● **TASK DIRECTIONS**: Word for word, repeat every record.

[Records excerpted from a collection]
..............................

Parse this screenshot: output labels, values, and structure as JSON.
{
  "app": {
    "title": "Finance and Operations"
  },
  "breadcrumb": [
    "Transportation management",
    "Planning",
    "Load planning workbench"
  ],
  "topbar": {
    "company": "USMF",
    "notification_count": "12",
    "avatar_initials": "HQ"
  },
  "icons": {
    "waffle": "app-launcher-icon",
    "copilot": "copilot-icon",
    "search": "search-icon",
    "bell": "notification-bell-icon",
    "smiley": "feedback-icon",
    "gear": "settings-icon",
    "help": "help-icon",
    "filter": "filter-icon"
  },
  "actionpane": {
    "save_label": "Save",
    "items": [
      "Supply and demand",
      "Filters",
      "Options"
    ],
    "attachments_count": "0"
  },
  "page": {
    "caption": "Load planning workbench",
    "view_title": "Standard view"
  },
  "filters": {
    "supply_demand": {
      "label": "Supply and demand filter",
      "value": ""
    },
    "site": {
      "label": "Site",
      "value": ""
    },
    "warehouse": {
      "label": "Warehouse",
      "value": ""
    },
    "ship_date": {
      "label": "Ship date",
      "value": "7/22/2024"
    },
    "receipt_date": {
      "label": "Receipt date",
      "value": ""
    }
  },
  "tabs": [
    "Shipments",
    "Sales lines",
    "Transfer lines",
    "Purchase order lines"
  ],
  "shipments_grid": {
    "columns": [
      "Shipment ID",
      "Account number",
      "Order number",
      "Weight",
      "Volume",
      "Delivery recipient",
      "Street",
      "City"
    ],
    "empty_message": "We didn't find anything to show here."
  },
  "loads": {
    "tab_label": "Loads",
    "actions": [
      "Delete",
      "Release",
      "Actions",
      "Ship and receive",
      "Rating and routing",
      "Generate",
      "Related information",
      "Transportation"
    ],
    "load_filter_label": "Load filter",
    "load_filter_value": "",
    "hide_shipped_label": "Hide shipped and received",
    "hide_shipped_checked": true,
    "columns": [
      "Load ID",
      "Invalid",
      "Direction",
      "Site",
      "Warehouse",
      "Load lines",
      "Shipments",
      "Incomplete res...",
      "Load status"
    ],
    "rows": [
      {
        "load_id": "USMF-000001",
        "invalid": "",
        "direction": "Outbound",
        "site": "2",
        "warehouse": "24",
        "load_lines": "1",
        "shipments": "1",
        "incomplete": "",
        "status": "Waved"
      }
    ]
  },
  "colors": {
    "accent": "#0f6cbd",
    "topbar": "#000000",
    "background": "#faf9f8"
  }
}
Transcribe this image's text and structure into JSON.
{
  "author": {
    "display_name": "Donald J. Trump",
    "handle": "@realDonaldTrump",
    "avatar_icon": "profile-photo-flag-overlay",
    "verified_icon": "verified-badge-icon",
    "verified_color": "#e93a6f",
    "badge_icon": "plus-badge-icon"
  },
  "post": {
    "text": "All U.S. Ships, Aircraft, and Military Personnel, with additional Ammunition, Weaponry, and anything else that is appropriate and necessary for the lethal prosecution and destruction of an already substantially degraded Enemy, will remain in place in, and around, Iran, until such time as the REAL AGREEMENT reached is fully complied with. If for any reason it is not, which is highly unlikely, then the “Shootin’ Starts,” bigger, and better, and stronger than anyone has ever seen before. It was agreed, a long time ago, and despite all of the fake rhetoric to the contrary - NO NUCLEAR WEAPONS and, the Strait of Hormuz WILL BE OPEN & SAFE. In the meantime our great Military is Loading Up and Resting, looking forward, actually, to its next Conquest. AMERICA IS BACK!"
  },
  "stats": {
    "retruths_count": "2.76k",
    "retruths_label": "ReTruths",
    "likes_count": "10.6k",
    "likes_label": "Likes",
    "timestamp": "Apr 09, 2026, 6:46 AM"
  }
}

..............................

● **TASK OUTPUT**:
Parse this screenshot: output labels, values, and structure as JSON.
{
  "app": {
    "title": "Finance and Operations"
  },
  "breadcrumb": [
    "Transportation management",
    "Planning",
    "Load planning workbench"
  ],
  "topbar": {
    "company": "USMF",
    "notification_count": "12",
    "avatar_initials": "HQ"
  },
  "icons": {
    "waffle": "app-launcher-icon",
    "copilot": "copilot-icon",
    "search": "search-icon",
    "bell": "notification-bell-icon",
    "smiley": "feedback-icon",
    "gear": "settings-icon",
    "help": "help-icon",
    "filter": "filter-icon"
  },
  "actionpane": {
    "save_label": "Save",
    "items": [
      "Supply and demand",
      "Filters",
      "Options"
    ],
    "attachments_count": "0"
  },
  "page": {
    "caption": "Load planning workbench",
    "view_title": "Standard view"
  },
  "filters": {
    "supply_demand": {
      "label": "Supply and demand filter",
      "value": ""
    },
    "site": {
      "label": "Site",
      "value": ""
    },
    "warehouse": {
      "label": "Warehouse",
      "value": ""
    },
    "ship_date": {
      "label": "Ship date",
      "value": "7/22/2024"
    },
    "receipt_date": {
      "label": "Receipt date",
      "value": ""
    }
  },
  "tabs": [
    "Shipments",
    "Sales lines",
    "Transfer lines",
    "Purchase order lines"
  ],
  "shipments_grid": {
    "columns": [
      "Shipment ID",
      "Account number",
      "Order number",
      "Weight",
      "Volume",
      "Delivery recipient",
      "Street",
      "City"
    ],
    "empty_message": "We didn't find anything to show here."
  },
  "loads": {
    "tab_label": "Loads",
    "actions": [
      "Delete",
      "Release",
      "Actions",
      "Ship and receive",
      "Rating and routing",
      "Generate",
      "Related information",
      "Transportation"
    ],
    "load_filter_label": "Load filter",
    "load_filter_value": "",
    "hide_shipped_label": "Hide shipped and received",
    "hide_shipped_checked": true,
    "columns": [
      "Load ID",
      "Invalid",
      "Direction",
      "Site",
      "Warehouse",
      "Load lines",
      "Shipments",
      "Incomplete res...",
      "Load status"
    ],
    "rows": [
      {
        "load_id": "USMF-000001",
        "invalid": "",
        "direction": "Outbound",
        "site": "2",
        "warehouse": "24",
        "load_lines": "1",
        "shipments": "1",
        "incomplete": "",
        "status": "Waved"
      }
    ]
  },
  "colors": {
    "accent": "#0f6cbd",
    "topbar": "#000000",
    "background": "#faf9f8"
  }
}
Transcribe this image's text and structure into JSON.
{
  "author": {
    "display_name": "Donald J. Trump",
    "handle": "@realDonaldTrump",
    "avatar_icon": "profile-photo-flag-overlay",
    "verified_icon": "verified-badge-icon",
    "verified_color": "#e93a6f",
    "badge_icon": "plus-badge-icon"
  },
  "post": {
    "text": "All U.S. Ships, Aircraft, and Military Personnel, with additional Ammunition, Weaponry, and anything else that is appropriate and necessary for the lethal prosecution and destruction of an already substantially degraded Enemy, will remain in place in, and around, Iran, until such time as the REAL AGREEMENT reached is fully complied with. If for any reason it is not, which is highly unlikely, then the “Shootin’ Starts,” bigger, and better, and stronger than anyone has ever seen before. It was agreed, a long time ago, and despite all of the fake rhetoric to the contrary - NO NUCLEAR WEAPONS and, the Strait of Hormuz WILL BE OPEN & SAFE. In the meantime our great Military is Loading Up and Resting, looking forward, actually, to its next Conquest. AMERICA IS BACK!"
  },
  "stats": {
    "retruths_count": "2.76k",
    "retruths_label": "ReTruths",
    "likes_count": "10.6k",
    "likes_label": "Likes",
    "timestamp": "Apr 09, 2026, 6:46 AM"
  }
}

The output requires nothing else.